[Video of Trump mocking disabled reporter]

July 3rd

Women with BRCA1 Gene Mutation at Higher Risk of Uncommon, But Deadly, Uterine Cancer

Women who carry the BRCA1 gene mutation that dramatically increases their risk of breast and ovarian cancers are also at higher risk for a lethal form of uterine cancer, according to a study led by a Duke Cancer Institute researcher. This newly defined risk - the first to show a conclusive link between the BRCA1 gene mutation and a small, but significant chance, of developing an aggressive uterine cancer - could become a consideration in weighing treatment options. Currently, women with the BRCA1 mutation often have preventive surgeries to remove both breasts, as well as their ovaries and fallopian tubes, based on studies showing that the gene mutation elevates their risk for cancers in those organs. But conflicting evidence has created controversy over the need to remove the uterus. Smaller studies identified a link between the gene mutation and uterine cancer, but the evidence to change practice has hinged on results from a well-designed study using a larger patient population from multiple sites. "This is the study that has been needed," said lead author Noah D. Kauff, M.D., who leads the Clinical Cancer Genetics Program at the Duke Cancer Institute. "Our study presents the strongest evidence to date that women with this genetic mutation should at least discuss with their doctors the option of having a hysterectomy along with removal of their ovaries and fallopian tubes." In the current study, published online on June 30, 2016 in the journal JAMA Oncology, Dr. Kauff and colleagues from nine other institutions in the U.S. and the United Kingdom analyzed data from 1,083 women. All had BRCA1 or BRCA2 genetic mutations, had undergone removal of their ovaries and fallopian tubes, and were followed for a median 5.1 years.

Artificial Pancreas Likely Available by 2018
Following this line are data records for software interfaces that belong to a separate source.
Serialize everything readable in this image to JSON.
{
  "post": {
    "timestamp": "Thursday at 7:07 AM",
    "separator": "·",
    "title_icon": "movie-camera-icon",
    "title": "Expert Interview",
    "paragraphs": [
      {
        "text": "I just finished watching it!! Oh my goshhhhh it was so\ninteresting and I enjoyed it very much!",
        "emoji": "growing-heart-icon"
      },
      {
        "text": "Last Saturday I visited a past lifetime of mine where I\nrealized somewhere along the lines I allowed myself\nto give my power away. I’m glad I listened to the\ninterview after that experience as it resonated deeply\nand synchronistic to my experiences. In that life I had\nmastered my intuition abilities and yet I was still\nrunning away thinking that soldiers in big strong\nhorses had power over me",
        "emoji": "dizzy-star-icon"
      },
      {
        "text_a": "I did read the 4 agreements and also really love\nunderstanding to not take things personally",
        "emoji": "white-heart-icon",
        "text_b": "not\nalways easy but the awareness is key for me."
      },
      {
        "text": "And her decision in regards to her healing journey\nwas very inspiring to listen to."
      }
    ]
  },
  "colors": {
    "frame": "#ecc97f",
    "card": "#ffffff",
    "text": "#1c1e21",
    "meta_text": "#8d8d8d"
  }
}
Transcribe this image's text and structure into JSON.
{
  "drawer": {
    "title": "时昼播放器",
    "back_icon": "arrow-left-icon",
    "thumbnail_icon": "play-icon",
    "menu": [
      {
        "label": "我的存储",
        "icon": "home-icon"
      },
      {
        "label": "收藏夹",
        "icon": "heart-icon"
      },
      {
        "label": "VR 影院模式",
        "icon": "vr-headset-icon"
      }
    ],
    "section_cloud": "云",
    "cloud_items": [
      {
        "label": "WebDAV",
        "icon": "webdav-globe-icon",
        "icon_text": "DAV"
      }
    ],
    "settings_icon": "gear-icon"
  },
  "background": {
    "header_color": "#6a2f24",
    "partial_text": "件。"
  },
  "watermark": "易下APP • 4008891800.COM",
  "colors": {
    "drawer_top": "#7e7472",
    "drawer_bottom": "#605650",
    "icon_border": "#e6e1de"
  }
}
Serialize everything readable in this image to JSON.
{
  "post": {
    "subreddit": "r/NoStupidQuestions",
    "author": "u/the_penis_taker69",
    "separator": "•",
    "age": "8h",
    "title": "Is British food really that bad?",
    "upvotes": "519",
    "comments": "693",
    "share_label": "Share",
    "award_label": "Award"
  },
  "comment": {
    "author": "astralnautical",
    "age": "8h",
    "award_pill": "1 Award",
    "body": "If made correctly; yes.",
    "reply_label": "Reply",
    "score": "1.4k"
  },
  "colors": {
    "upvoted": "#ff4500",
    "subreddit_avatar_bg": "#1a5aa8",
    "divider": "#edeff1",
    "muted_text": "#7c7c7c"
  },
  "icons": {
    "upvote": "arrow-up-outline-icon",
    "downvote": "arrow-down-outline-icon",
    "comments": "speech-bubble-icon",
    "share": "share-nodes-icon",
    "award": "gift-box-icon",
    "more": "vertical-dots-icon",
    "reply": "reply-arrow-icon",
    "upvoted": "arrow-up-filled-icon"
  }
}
The artificial pancreas -- a device which monitors blood glucose in patients with type 1 diabetes and then automatically adjusts levels of insulin entering the body -- is likely to be available by 2018, conclude authors of a review article published online on June 30, 2016 in Diabetologia (the journal of the European Association for the Study of Diabetes). The open-access article is titled “Coming of Age: the Artificial Pancreas for Type 1 Diabetes.” Issues such as speed of action of the forms of insulin used, reliability, convenience, and accuracy of glucose monitors, plus cybersecurity to protect devices from hacking, are among the issues that are being addressed. Currently available technology allows insulin pumps to deliver insulin to people with diabetes after taking a reading or readings from glucose meters, but these two components are separate. It is the joining together of both parts into a “closed loop” that makes an artificial pancreas, explain authors Dr. Roman Hovorka and Dr. Hood Thabit of the University of Cambridge, UK. "In trials to date, users have been positive about how use of an artificial pancreas gives them 'time off' or a 'holiday' from their diabetes management, because the system is managing their blood sugar effectively without the need for constant monitoring by the user," the authors say. One part of the clinical need for the artificial pancreas is the variability of insulin requirements between and within individuals -- on one day a person could use one third of their normal requirements, and on another three times what they normally would. This is dependent on the individual, their diet, their physical activity, and other factors.